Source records
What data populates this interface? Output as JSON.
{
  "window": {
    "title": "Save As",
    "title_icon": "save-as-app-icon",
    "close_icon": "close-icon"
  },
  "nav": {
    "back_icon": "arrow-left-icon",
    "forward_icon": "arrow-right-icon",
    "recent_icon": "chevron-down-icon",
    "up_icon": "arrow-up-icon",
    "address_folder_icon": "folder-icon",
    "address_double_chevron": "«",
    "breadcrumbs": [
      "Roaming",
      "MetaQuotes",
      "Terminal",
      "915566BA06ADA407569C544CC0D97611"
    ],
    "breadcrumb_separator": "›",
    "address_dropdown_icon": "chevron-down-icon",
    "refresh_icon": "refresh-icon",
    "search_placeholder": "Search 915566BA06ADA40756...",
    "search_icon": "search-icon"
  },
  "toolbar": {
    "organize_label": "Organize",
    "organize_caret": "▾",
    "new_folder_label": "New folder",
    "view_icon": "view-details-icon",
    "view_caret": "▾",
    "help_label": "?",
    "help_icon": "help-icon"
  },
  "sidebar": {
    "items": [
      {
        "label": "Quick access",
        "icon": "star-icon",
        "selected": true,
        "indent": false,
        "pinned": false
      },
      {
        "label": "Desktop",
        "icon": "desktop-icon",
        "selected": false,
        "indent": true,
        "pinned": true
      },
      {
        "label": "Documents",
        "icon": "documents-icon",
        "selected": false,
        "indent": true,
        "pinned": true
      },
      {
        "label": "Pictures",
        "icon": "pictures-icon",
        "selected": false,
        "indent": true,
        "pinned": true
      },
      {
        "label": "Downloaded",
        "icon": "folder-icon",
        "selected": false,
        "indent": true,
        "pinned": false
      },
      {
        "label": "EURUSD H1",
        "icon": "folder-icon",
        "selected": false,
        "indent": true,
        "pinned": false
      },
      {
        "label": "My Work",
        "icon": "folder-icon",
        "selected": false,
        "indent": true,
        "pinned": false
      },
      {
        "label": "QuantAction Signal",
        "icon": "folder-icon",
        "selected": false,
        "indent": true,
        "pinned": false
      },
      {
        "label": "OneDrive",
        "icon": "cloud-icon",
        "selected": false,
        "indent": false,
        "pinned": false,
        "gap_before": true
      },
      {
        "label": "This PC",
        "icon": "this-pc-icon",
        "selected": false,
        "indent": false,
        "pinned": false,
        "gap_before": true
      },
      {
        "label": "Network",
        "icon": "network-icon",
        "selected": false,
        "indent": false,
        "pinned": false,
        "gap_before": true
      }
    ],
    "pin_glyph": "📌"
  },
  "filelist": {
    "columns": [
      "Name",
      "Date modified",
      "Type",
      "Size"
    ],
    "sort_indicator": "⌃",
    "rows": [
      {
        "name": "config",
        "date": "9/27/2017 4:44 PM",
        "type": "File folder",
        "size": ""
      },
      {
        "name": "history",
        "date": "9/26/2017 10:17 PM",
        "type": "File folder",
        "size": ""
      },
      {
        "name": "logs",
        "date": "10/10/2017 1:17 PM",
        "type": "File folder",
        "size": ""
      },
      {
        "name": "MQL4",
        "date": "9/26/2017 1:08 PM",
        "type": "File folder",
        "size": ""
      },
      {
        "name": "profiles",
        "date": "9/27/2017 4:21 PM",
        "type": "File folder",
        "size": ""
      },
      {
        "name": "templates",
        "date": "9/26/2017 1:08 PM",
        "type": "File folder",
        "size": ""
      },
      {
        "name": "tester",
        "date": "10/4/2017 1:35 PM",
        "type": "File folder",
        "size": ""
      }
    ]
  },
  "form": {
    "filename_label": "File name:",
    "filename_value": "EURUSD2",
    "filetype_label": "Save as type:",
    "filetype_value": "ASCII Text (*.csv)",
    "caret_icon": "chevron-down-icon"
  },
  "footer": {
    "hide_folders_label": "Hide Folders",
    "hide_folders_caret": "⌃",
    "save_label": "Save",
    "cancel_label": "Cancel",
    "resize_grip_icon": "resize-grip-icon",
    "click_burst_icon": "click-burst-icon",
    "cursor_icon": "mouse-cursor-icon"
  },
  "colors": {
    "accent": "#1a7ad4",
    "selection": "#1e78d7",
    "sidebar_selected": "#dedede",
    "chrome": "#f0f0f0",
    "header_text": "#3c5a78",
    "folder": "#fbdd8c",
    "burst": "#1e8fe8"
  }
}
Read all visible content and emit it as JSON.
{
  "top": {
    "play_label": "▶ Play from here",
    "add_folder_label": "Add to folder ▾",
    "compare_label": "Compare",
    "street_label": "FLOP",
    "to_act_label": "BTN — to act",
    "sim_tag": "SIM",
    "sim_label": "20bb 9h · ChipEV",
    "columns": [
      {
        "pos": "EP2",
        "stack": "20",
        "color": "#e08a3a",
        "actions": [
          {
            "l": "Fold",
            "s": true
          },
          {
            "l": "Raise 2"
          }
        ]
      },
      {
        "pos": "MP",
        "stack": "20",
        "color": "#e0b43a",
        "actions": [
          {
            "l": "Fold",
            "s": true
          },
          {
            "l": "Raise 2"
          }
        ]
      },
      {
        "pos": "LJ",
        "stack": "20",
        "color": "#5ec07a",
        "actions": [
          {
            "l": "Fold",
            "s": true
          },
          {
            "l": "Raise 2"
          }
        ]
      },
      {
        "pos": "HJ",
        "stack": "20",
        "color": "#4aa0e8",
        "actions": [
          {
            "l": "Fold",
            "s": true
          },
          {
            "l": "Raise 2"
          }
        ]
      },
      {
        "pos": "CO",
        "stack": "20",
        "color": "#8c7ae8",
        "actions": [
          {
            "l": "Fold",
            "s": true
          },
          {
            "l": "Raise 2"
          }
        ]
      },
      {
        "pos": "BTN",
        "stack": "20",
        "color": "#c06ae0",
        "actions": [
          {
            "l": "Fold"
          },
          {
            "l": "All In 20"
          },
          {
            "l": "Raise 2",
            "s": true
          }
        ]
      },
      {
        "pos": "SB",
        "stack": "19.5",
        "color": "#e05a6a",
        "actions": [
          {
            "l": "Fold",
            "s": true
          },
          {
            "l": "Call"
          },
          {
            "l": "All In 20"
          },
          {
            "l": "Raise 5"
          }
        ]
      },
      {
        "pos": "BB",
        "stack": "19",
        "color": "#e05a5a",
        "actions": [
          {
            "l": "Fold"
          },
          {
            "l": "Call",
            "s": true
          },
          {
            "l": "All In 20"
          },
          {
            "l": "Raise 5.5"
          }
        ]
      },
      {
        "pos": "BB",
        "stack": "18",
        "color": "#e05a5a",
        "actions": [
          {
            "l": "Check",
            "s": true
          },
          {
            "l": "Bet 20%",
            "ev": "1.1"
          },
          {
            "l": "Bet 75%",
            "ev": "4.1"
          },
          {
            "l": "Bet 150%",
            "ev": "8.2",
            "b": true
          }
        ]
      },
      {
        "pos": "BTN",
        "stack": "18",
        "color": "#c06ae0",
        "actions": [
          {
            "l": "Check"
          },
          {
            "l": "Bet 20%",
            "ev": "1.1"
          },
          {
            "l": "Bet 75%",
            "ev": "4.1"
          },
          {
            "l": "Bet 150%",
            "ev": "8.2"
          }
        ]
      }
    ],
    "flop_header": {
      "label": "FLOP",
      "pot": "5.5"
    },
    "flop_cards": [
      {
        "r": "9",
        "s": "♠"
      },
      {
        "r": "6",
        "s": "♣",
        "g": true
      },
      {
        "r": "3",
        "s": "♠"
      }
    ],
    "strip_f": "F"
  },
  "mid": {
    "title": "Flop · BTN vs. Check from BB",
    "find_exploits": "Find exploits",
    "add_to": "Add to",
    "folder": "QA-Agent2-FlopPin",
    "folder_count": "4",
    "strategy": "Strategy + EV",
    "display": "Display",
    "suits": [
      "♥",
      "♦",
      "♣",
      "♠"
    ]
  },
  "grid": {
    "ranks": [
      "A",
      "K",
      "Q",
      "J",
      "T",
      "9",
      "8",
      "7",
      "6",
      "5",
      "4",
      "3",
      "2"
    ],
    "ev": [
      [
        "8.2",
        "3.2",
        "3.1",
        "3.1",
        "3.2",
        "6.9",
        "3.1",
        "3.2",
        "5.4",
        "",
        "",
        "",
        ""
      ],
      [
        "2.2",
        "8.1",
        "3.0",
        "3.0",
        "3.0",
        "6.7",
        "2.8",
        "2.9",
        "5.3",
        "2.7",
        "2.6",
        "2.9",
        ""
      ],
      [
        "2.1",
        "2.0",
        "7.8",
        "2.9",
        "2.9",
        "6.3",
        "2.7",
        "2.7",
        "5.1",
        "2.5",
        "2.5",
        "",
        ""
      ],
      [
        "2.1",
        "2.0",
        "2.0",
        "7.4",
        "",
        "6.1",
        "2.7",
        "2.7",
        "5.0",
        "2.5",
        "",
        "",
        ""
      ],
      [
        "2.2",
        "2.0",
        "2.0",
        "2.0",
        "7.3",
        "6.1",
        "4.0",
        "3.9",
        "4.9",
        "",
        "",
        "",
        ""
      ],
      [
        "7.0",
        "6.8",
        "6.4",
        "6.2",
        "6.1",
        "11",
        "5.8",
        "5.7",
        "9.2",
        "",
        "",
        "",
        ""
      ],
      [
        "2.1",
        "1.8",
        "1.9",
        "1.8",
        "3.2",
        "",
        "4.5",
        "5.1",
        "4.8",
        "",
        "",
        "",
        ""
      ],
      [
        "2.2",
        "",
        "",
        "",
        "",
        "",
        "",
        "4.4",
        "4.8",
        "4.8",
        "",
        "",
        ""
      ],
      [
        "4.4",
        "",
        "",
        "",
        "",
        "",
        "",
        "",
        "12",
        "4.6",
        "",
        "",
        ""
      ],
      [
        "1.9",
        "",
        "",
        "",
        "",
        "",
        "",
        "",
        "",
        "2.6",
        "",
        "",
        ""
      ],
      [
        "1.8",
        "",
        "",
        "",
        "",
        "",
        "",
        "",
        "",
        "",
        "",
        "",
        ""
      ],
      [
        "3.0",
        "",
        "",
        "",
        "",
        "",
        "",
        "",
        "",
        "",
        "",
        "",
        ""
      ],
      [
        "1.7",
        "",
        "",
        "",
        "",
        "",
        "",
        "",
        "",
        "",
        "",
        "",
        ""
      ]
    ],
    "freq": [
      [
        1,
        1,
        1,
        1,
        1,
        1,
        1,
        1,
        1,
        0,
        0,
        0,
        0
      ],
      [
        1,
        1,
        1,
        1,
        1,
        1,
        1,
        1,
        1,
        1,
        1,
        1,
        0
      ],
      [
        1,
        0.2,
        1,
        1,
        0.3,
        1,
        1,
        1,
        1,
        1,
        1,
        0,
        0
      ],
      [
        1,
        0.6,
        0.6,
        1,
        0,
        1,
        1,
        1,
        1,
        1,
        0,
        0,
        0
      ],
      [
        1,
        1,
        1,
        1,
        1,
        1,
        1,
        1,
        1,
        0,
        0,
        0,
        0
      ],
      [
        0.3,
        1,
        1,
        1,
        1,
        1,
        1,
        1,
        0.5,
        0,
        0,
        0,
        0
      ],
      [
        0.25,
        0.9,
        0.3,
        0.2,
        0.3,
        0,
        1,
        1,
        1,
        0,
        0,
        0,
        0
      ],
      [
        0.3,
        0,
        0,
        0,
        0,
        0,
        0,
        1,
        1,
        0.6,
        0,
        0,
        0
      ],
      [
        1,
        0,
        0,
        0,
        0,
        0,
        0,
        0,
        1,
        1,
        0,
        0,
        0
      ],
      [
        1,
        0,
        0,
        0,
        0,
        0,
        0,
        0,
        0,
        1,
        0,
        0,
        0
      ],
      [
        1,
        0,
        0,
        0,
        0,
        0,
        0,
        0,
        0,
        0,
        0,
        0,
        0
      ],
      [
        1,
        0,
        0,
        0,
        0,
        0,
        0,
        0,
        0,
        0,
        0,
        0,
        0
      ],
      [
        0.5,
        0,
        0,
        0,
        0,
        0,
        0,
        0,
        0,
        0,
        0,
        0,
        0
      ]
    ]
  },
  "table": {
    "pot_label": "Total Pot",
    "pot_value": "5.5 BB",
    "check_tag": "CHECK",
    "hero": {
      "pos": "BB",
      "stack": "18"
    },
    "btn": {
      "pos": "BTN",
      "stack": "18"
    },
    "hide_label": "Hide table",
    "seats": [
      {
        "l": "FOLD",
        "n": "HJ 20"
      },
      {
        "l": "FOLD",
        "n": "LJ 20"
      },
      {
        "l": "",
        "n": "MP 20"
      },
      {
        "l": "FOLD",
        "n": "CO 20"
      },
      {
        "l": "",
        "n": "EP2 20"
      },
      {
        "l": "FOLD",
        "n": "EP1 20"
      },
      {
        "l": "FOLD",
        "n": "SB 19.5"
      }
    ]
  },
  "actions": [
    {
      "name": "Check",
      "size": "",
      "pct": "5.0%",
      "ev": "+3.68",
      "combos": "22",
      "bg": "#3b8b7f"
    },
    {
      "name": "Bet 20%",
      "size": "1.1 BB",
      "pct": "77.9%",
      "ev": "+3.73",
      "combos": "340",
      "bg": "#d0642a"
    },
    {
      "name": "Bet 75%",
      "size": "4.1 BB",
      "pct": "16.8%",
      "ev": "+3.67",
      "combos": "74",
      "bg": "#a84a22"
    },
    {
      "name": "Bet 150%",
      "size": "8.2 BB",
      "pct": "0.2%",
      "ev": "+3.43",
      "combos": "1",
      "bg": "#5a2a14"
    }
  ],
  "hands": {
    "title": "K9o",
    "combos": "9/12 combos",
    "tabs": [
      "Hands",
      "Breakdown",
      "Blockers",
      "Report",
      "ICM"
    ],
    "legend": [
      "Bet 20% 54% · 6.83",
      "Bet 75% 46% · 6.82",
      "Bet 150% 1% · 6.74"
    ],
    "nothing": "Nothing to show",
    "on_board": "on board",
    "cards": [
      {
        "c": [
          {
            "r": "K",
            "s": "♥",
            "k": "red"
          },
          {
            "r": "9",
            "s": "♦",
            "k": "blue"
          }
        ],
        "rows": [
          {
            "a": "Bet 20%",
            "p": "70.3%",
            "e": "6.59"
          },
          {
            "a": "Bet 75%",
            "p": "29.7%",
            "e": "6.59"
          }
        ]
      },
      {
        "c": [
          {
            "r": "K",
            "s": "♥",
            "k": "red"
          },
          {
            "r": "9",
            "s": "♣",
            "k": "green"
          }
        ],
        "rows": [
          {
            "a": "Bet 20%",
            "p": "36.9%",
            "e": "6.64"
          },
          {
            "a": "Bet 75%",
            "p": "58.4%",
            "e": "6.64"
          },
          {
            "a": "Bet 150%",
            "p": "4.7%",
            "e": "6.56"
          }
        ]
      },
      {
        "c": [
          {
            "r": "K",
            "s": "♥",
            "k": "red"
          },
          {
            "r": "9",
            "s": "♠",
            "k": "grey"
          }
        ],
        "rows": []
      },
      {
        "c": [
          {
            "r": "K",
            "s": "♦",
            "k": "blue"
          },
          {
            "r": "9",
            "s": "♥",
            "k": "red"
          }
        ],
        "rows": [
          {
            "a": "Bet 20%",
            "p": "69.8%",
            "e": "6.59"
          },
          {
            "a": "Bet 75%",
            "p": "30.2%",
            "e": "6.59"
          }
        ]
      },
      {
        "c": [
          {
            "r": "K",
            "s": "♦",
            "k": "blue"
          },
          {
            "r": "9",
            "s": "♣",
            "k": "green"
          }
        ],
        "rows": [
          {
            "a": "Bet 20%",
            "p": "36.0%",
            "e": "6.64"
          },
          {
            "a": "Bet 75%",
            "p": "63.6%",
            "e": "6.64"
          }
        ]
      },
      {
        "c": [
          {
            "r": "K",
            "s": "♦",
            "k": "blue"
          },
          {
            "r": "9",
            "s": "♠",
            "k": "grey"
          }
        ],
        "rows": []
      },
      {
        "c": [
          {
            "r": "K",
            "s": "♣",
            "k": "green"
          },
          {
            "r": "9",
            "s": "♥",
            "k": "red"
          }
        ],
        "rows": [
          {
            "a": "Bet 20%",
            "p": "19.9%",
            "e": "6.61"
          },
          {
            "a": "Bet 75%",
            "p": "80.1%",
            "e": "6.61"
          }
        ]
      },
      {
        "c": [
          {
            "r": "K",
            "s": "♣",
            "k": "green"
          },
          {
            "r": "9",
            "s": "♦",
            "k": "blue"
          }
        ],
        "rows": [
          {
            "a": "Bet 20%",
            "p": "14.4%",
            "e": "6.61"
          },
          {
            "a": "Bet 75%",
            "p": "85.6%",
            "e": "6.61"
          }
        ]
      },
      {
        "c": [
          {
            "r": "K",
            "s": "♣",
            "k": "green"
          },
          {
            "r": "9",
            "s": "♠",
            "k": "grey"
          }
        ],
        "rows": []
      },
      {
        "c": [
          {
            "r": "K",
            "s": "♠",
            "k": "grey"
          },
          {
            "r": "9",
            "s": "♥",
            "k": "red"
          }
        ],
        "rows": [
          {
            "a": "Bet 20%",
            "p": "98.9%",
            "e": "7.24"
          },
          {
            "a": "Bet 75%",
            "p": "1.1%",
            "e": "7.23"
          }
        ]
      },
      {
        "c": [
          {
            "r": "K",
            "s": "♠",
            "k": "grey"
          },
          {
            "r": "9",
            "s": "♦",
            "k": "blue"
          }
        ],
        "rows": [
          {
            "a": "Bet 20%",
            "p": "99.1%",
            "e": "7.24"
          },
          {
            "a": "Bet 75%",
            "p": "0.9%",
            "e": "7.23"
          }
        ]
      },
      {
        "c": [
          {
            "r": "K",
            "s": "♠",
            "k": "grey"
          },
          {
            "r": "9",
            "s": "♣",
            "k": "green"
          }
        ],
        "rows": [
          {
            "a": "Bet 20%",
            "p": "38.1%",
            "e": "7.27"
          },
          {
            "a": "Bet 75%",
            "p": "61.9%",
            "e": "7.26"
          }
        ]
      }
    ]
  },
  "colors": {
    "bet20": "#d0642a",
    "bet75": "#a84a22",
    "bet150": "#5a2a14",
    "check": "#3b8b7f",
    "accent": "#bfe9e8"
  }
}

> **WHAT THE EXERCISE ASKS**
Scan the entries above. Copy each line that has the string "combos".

> **RESPONSE FOR THIS EXERCISE**
      "combos": "22",
      "combos": "340",
      "combos": "74",
      "combos": "1",
    "combos": "9/12 combos",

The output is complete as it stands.